START The input

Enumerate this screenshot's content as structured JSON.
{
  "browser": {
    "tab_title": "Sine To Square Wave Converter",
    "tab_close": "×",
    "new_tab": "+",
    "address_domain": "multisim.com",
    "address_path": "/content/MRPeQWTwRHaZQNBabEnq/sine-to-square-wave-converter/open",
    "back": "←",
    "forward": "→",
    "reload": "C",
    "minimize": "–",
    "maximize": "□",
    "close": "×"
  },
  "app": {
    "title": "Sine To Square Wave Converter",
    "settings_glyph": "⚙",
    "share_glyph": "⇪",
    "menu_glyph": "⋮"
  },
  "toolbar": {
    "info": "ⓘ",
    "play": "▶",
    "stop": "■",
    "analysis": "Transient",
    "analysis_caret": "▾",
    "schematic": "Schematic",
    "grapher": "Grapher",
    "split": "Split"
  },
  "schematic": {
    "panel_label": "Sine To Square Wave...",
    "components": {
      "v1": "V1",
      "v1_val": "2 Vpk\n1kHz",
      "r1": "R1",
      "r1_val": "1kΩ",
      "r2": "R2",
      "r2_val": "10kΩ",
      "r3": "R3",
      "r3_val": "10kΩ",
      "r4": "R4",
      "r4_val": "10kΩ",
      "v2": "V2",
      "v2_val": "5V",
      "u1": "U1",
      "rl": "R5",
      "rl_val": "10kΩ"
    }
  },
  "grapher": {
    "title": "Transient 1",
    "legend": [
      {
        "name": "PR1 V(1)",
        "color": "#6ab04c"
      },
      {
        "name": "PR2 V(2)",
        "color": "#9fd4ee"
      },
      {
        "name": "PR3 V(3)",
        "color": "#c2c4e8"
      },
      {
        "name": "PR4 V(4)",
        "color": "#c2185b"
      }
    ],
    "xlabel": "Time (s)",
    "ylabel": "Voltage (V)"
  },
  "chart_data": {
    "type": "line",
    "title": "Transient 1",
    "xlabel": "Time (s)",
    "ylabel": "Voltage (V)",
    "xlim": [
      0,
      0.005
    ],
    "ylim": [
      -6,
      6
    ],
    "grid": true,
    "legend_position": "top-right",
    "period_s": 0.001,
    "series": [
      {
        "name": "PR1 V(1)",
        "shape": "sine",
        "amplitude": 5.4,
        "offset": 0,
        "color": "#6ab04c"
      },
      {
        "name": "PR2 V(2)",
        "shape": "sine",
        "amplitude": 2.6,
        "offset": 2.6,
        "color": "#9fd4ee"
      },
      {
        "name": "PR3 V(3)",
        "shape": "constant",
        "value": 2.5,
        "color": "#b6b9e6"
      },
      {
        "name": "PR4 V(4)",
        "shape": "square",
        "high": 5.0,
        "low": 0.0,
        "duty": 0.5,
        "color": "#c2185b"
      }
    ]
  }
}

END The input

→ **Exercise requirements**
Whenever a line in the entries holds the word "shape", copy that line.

→ **Solution to the problem**
        "shape": "sine",
        "shape": "sine",
        "shape": "constant",
        "shape": "square",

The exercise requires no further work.